- Work required: Output the listing exactly as written, apart from its pictures.

- Records to process:
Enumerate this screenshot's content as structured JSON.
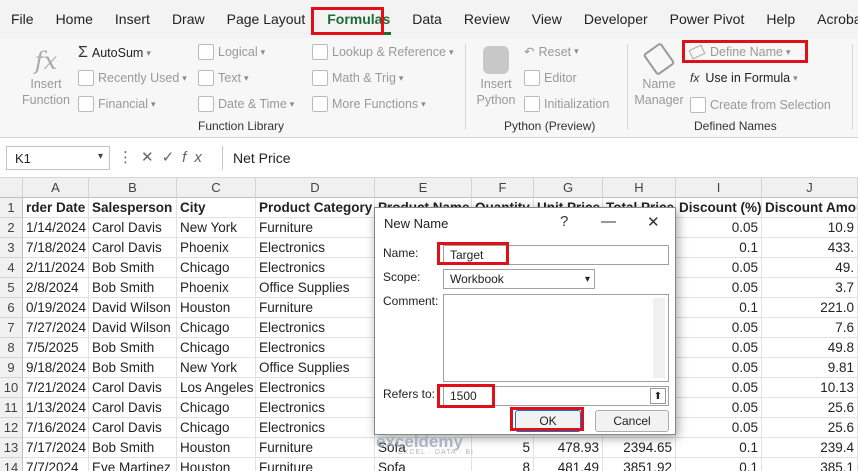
{
  "menu": {
    "tabs": [
      "File",
      "Home",
      "Insert",
      "Draw",
      "Page Layout",
      "Formulas",
      "Data",
      "Review",
      "View",
      "Developer",
      "Power Pivot",
      "Help",
      "Acrobat"
    ],
    "active_index": 5
  },
  "ribbon": {
    "insert_function": "Insert Function",
    "autosum": "AutoSum",
    "recently_used": "Recently Used",
    "financial": "Financial",
    "logical": "Logical",
    "text": "Text",
    "date_time": "Date & Time",
    "lookup_reference": "Lookup & Reference",
    "math_trig": "Math & Trig",
    "more_functions": "More Functions",
    "function_library": "Function Library",
    "insert_python": "Insert Python",
    "reset": "Reset",
    "editor": "Editor",
    "initialization": "Initialization",
    "python_preview": "Python (Preview)",
    "name_manager": "Name Manager",
    "define_name": "Define Name",
    "use_in_formula": "Use in Formula",
    "create_from_selection": "Create from Selection",
    "defined_names": "Defined Names"
  },
  "formula_bar": {
    "name_box": "K1",
    "formula": "Net Price"
  },
  "grid": {
    "columns": [
      "A",
      "B",
      "C",
      "D",
      "E",
      "F",
      "G",
      "H",
      "I",
      "J"
    ],
    "rows": [
      [
        "rder Date",
        "Salesperson",
        "City",
        "Product Category",
        "Product Name",
        "Quantity",
        "Unit Price",
        "Total Price",
        "Discount (%)",
        "Discount Amou"
      ],
      [
        "1/14/2024",
        "Carol Davis",
        "New York",
        "Furniture",
        "",
        "",
        "",
        "",
        "0.05",
        "10.9"
      ],
      [
        "7/18/2024",
        "Carol Davis",
        "Phoenix",
        "Electronics",
        "",
        "",
        "",
        "",
        "0.1",
        "433."
      ],
      [
        "2/11/2024",
        "Bob Smith",
        "Chicago",
        "Electronics",
        "",
        "",
        "",
        "",
        "0.05",
        "49."
      ],
      [
        "2/8/2024",
        "Bob Smith",
        "Phoenix",
        "Office Supplies",
        "",
        "",
        "",
        "",
        "0.05",
        "3.7"
      ],
      [
        "0/19/2024",
        "David Wilson",
        "Houston",
        "Furniture",
        "",
        "",
        "",
        "",
        "0.1",
        "221.0"
      ],
      [
        "7/27/2024",
        "David Wilson",
        "Chicago",
        "Electronics",
        "",
        "",
        "",
        "",
        "0.05",
        "7.6"
      ],
      [
        "7/5/2025",
        "Bob Smith",
        "Chicago",
        "Electronics",
        "",
        "",
        "",
        "",
        "0.05",
        "49.8"
      ],
      [
        "9/18/2024",
        "Bob Smith",
        "New York",
        "Office Supplies",
        "",
        "",
        "",
        "",
        "0.05",
        "9.81"
      ],
      [
        "7/21/2024",
        "Carol Davis",
        "Los Angeles",
        "Electronics",
        "",
        "",
        "",
        "",
        "0.05",
        "10.13"
      ],
      [
        "1/13/2024",
        "Carol Davis",
        "Chicago",
        "Electronics",
        "",
        "",
        "",
        "",
        "0.05",
        "25.6"
      ],
      [
        "7/16/2024",
        "Carol Davis",
        "Chicago",
        "Electronics",
        "",
        "",
        "",
        "",
        "0.05",
        "25.6"
      ],
      [
        "7/17/2024",
        "Bob Smith",
        "Houston",
        "Furniture",
        "Sofa",
        "5",
        "478.93",
        "2394.65",
        "0.1",
        "239.4"
      ],
      [
        "7/7/2024",
        "Eve Martinez",
        "Houston",
        "Furniture",
        "Sofa",
        "8",
        "481.49",
        "3851.92",
        "0.1",
        "385.1"
      ]
    ]
  },
  "dialog": {
    "title": "New Name",
    "name_label": "Name:",
    "name_value": "Target",
    "scope_label": "Scope:",
    "scope_value": "Workbook",
    "comment_label": "Comment:",
    "refers_label": "Refers to:",
    "refers_value": "1500",
    "ok": "OK",
    "cancel": "Cancel"
  },
  "watermark": {
    "brand": "exceldemy",
    "tagline": "EXCEL · DATA · BI"
  }
}
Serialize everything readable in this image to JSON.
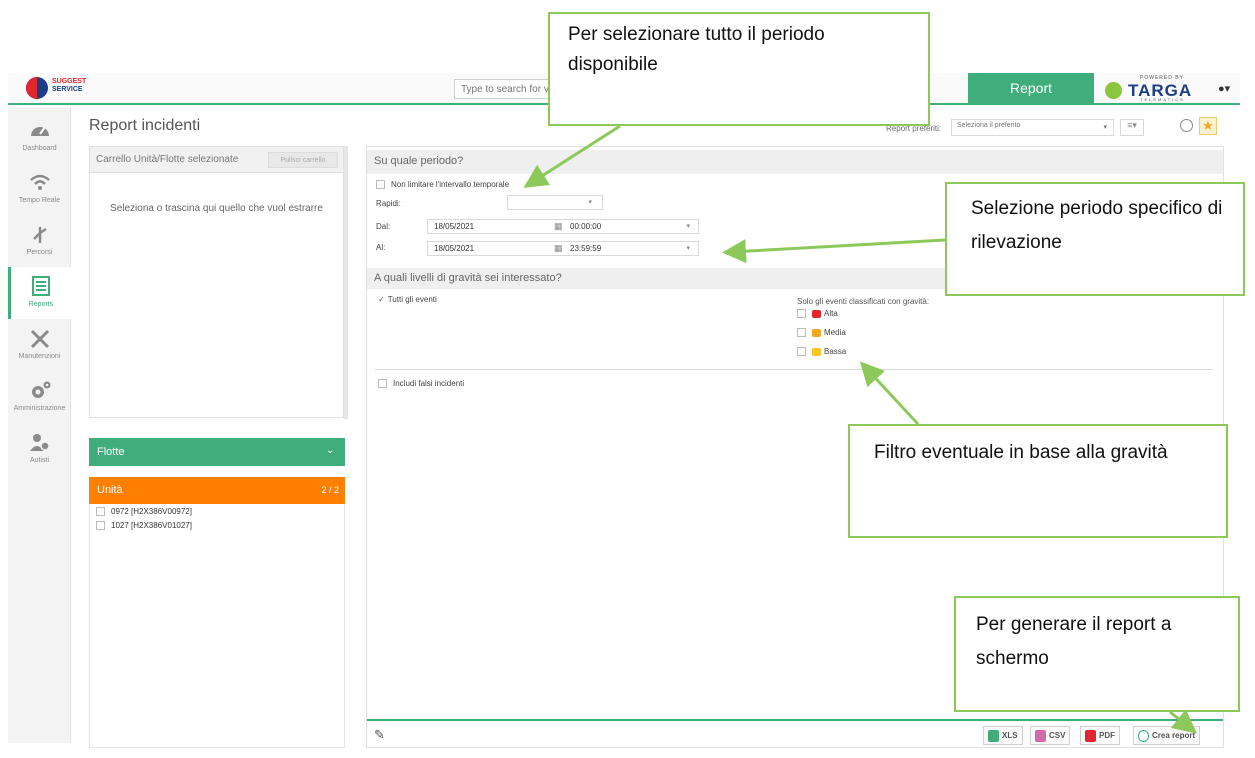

- Expected answer:
Enumerate this screenshot's content as structured JSON.
{
  "menu": {
    "tabs": [
      "File",
      "Home",
      "Insert",
      "Draw",
      "Page Layout",
      "Formulas",
      "Data",
      "Review",
      "View",
      "Developer",
      "Power Pivot",
      "Help",
      "Acrobat"
    ],
    "active_index": 5
  },
  "ribbon": {
    "insert_function": "Insert Function",
    "autosum": "AutoSum",
    "recently_used": "Recently Used",
    "financial": "Financial",
    "logical": "Logical",
    "text": "Text",
    "date_time": "Date & Time",
    "lookup_reference": "Lookup & Reference",
    "math_trig": "Math & Trig",
    "more_functions": "More Functions",
    "function_library": "Function Library",
    "insert_python": "Insert Python",
    "reset": "Reset",
    "editor": "Editor",
    "initialization": "Initialization",
    "python_preview": "Python (Preview)",
    "name_manager": "Name Manager",
    "define_name": "Define Name",
    "use_in_formula": "Use in Formula",
    "create_from_selection": "Create from Selection",
    "defined_names": "Defined Names"
  },
  "formula_bar": {
    "name_box": "K1",
    "formula": "Net Price"
  },
  "grid": {
    "columns": [
      "A",
      "B",
      "C",
      "D",
      "E",
      "F",
      "G",
      "H",
      "I",
      "J"
    ],
    "rows": [
      [
        "rder Date",
        "Salesperson",
        "City",
        "Product Category",
        "Product Name",
        "Quantity",
        "Unit Price",
        "Total Price",
        "Discount (%)",
        "Discount Amou"
      ],
      [
        "1/14/2024",
        "Carol Davis",
        "New York",
        "Furniture",
        "",
        "",
        "",
        "",
        "0.05",
        "10.9"
      ],
      [
        "7/18/2024",
        "Carol Davis",
        "Phoenix",
        "Electronics",
        "",
        "",
        "",
        "",
        "0.1",
        "433."
      ],
      [
        "2/11/2024",
        "Bob Smith",
        "Chicago",
        "Electronics",
        "",
        "",
        "",
        "",
        "0.05",
        "49."
      ],
      [
        "2/8/2024",
        "Bob Smith",
        "Phoenix",
        "Office Supplies",
        "",
        "",
        "",
        "",
        "0.05",
        "3.7"
      ],
      [
        "0/19/2024",
        "David Wilson",
        "Houston",
        "Furniture",
        "",
        "",
        "",
        "",
        "0.1",
        "221.0"
      ],
      [
        "7/27/2024",
        "David Wilson",
        "Chicago",
        "Electronics",
        "",
        "",
        "",
        "",
        "0.05",
        "7.6"
      ],
      [
        "7/5/2025",
        "Bob Smith",
        "Chicago",
        "Electronics",
        "",
        "",
        "",
        "",
        "0.05",
        "49.8"
      ],
      [
        "9/18/2024",
        "Bob Smith",
        "New York",
        "Office Supplies",
        "",
        "",
        "",
        "",
        "0.05",
        "9.81"
      ],
      [
        "7/21/2024",
        "Carol Davis",
        "Los Angeles",
        "Electronics",
        "",
        "",
        "",
        "",
        "0.05",
        "10.13"
      ],
      [
        "1/13/2024",
        "Carol Davis",
        "Chicago",
        "Electronics",
        "",
        "",
        "",
        "",
        "0.05",
        "25.6"
      ],
      [
        "7/16/2024",
        "Carol Davis",
        "Chicago",
        "Electronics",
        "",
        "",
        "",
        "",
        "0.05",
        "25.6"
      ],
      [
        "7/17/2024",
        "Bob Smith",
        "Houston",
        "Furniture",
        "Sofa",
        "5",
        "478.93",
        "2394.65",
        "0.1",
        "239.4"
      ],
      [
        "7/7/2024",
        "Eve Martinez",
        "Houston",
        "Furniture",
        "Sofa",
        "8",
        "481.49",
        "3851.92",
        "0.1",
        "385.1"
      ]
    ]
  },
  "dialog": {
    "title": "New Name",
    "name_label": "Name:",
    "name_value": "Target",
    "scope_label": "Scope:",
    "scope_value": "Workbook",
    "comment_label": "Comment:",
    "refers_label": "Refers to:",
    "refers_value": "1500",
    "ok": "OK",
    "cancel": "Cancel"
  },
  "watermark": {
    "brand": "exceldemy",
    "tagline": "EXCEL · DATA · BI"
  }
}
Serialize everything readable in this image to JSON.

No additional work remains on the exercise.